[Start of section]

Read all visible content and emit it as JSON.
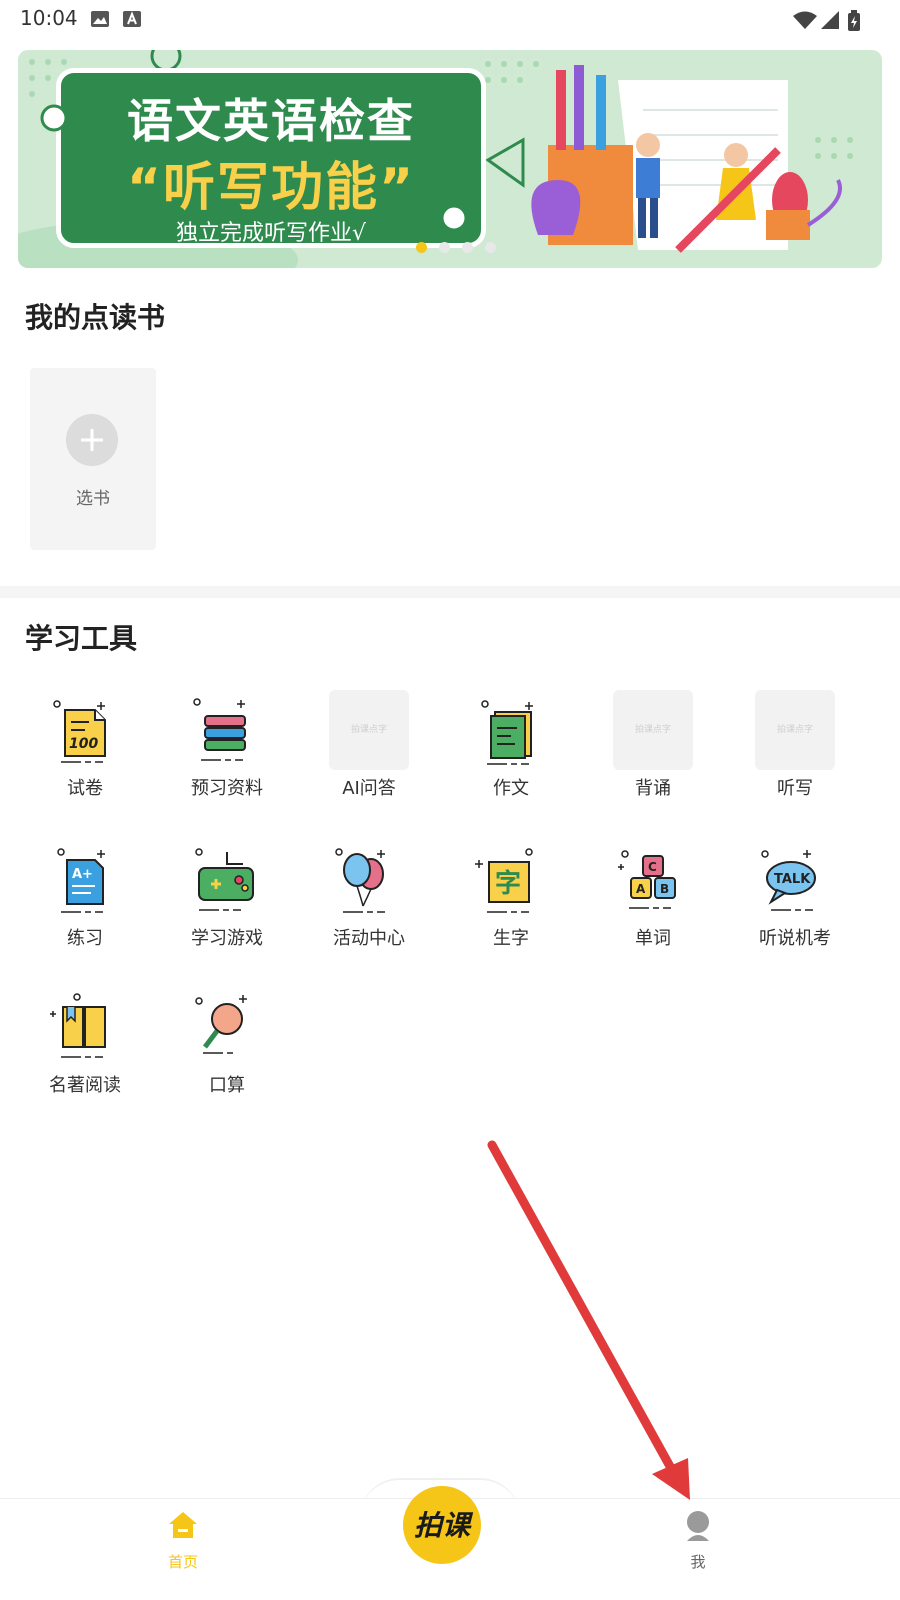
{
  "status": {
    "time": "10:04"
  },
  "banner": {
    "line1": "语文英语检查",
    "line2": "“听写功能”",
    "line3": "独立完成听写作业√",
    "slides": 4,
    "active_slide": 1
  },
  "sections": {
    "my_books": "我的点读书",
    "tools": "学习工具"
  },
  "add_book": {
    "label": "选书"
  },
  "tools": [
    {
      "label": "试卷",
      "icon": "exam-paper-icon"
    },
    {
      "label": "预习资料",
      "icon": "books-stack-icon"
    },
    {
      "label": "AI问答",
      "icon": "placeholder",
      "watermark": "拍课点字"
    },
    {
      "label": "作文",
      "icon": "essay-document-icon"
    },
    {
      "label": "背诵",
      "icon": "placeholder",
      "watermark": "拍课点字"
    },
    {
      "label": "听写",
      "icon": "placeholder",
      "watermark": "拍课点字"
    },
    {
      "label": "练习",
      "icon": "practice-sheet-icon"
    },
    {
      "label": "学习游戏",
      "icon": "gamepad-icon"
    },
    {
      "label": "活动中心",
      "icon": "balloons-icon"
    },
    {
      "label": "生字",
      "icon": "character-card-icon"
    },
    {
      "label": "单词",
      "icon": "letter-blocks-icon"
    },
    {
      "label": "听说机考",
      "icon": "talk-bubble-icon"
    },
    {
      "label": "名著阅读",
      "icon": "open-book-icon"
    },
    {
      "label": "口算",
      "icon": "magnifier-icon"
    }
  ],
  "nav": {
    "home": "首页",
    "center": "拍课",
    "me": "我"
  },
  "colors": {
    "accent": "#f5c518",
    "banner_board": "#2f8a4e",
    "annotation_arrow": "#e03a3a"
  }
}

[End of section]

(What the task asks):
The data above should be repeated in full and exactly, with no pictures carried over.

(Task result):
Read all visible content and emit it as JSON.
{
  "status": {
    "time": "10:04"
  },
  "banner": {
    "line1": "语文英语检查",
    "line2": "“听写功能”",
    "line3": "独立完成听写作业√",
    "slides": 4,
    "active_slide": 1
  },
  "sections": {
    "my_books": "我的点读书",
    "tools": "学习工具"
  },
  "add_book": {
    "label": "选书"
  },
  "tools": [
    {
      "label": "试卷",
      "icon": "exam-paper-icon"
    },
    {
      "label": "预习资料",
      "icon": "books-stack-icon"
    },
    {
      "label": "AI问答",
      "icon": "placeholder",
      "watermark": "拍课点字"
    },
    {
      "label": "作文",
      "icon": "essay-document-icon"
    },
    {
      "label": "背诵",
      "icon": "placeholder",
      "watermark": "拍课点字"
    },
    {
      "label": "听写",
      "icon": "placeholder",
      "watermark": "拍课点字"
    },
    {
      "label": "练习",
      "icon": "practice-sheet-icon"
    },
    {
      "label": "学习游戏",
      "icon": "gamepad-icon"
    },
    {
      "label": "活动中心",
      "icon": "balloons-icon"
    },
    {
      "label": "生字",
      "icon": "character-card-icon"
    },
    {
      "label": "单词",
      "icon": "letter-blocks-icon"
    },
    {
      "label": "听说机考",
      "icon": "talk-bubble-icon"
    },
    {
      "label": "名著阅读",
      "icon": "open-book-icon"
    },
    {
      "label": "口算",
      "icon": "magnifier-icon"
    }
  ],
  "nav": {
    "home": "首页",
    "center": "拍课",
    "me": "我"
  },
  "colors": {
    "accent": "#f5c518",
    "banner_board": "#2f8a4e",
    "annotation_arrow": "#e03a3a"
  }
}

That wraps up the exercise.